==== Information supplied

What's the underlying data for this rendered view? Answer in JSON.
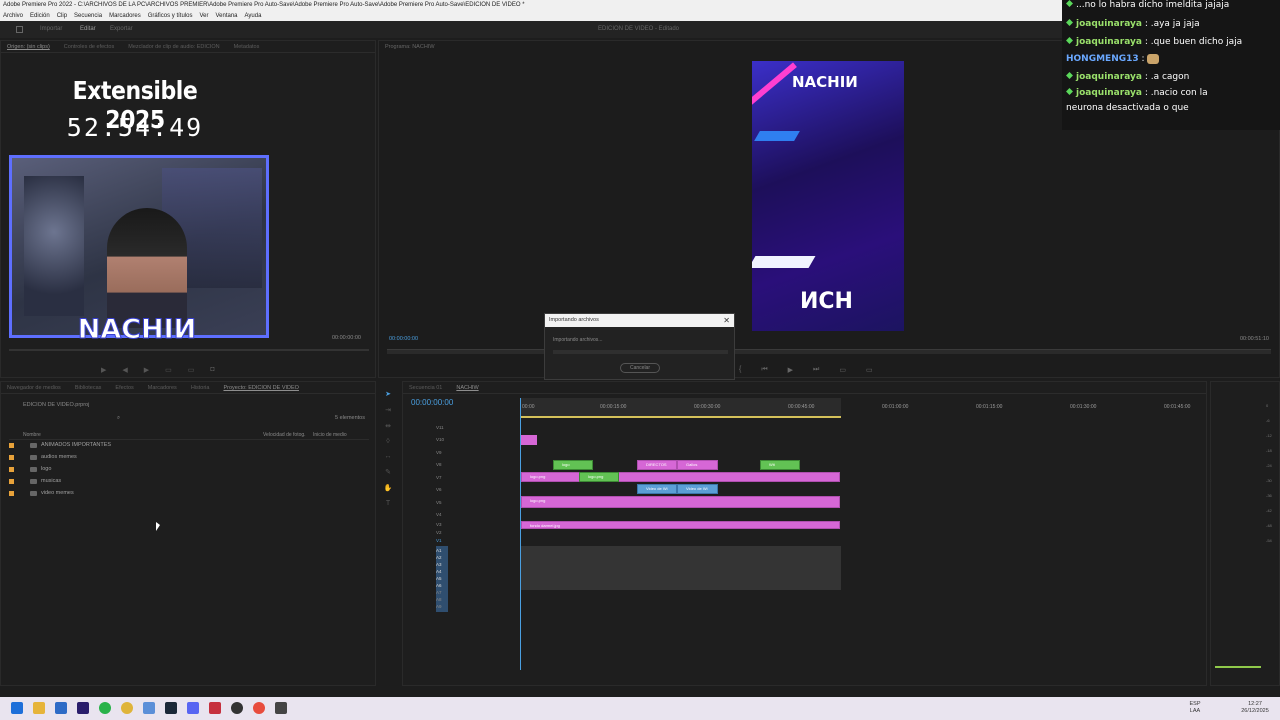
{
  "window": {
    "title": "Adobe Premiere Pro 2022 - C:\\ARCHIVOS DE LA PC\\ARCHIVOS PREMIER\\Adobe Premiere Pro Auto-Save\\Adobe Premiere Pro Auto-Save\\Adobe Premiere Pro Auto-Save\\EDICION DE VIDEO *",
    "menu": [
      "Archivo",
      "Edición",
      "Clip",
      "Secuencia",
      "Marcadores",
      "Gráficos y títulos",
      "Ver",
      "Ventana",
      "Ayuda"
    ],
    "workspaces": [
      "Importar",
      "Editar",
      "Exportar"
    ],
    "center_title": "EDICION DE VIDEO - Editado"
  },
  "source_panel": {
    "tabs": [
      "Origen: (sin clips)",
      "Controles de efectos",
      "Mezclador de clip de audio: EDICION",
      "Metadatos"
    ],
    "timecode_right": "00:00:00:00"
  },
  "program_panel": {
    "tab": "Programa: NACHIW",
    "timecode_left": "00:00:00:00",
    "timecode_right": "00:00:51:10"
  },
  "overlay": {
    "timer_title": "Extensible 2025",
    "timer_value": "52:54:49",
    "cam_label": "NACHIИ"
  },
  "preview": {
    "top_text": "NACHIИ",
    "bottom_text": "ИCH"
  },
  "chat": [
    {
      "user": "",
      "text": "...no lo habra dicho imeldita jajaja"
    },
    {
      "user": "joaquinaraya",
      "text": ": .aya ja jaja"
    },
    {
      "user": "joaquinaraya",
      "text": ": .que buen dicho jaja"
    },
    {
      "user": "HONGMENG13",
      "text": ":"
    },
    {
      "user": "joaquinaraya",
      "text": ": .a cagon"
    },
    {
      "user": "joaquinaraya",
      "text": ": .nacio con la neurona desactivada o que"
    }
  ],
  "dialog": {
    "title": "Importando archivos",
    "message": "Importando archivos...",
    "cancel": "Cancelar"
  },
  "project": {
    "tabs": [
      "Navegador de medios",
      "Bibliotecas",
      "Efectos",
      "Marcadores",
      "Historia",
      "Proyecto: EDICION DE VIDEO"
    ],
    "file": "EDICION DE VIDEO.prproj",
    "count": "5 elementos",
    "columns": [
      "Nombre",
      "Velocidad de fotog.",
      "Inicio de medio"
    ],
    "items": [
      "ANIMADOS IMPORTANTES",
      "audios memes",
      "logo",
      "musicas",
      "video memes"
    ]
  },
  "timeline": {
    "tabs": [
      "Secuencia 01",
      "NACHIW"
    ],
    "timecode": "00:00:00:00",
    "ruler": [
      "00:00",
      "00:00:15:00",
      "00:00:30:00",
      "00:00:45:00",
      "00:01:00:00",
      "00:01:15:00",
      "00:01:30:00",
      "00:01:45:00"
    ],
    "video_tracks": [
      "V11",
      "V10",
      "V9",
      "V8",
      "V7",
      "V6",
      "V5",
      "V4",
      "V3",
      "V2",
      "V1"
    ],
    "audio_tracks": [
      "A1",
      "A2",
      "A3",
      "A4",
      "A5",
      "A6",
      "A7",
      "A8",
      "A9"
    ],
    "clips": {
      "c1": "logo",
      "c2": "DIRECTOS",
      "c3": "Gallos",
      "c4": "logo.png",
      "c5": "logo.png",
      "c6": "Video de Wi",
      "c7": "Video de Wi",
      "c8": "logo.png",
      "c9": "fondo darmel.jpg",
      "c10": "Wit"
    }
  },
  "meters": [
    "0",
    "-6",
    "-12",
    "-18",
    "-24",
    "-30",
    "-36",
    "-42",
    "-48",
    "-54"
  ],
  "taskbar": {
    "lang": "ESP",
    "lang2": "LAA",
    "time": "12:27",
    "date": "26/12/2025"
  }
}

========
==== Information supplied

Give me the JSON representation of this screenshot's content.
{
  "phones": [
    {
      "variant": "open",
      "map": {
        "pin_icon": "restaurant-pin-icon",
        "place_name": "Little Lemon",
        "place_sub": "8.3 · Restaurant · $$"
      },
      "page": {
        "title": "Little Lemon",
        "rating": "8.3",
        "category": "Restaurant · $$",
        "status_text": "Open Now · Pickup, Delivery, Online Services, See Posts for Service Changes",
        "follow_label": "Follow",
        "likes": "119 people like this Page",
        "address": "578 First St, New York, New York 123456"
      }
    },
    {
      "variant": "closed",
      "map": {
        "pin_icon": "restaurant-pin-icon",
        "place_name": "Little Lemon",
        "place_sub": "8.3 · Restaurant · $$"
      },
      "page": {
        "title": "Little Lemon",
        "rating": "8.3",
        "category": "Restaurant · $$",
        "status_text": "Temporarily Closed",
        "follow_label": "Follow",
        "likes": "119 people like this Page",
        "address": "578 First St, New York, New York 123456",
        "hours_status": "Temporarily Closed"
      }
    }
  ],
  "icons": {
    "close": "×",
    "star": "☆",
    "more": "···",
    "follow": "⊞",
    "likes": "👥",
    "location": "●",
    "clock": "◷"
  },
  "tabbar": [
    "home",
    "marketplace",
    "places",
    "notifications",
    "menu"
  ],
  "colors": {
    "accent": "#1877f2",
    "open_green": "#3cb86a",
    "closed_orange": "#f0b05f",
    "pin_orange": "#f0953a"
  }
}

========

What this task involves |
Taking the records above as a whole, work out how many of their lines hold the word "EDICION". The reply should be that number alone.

Reply |
5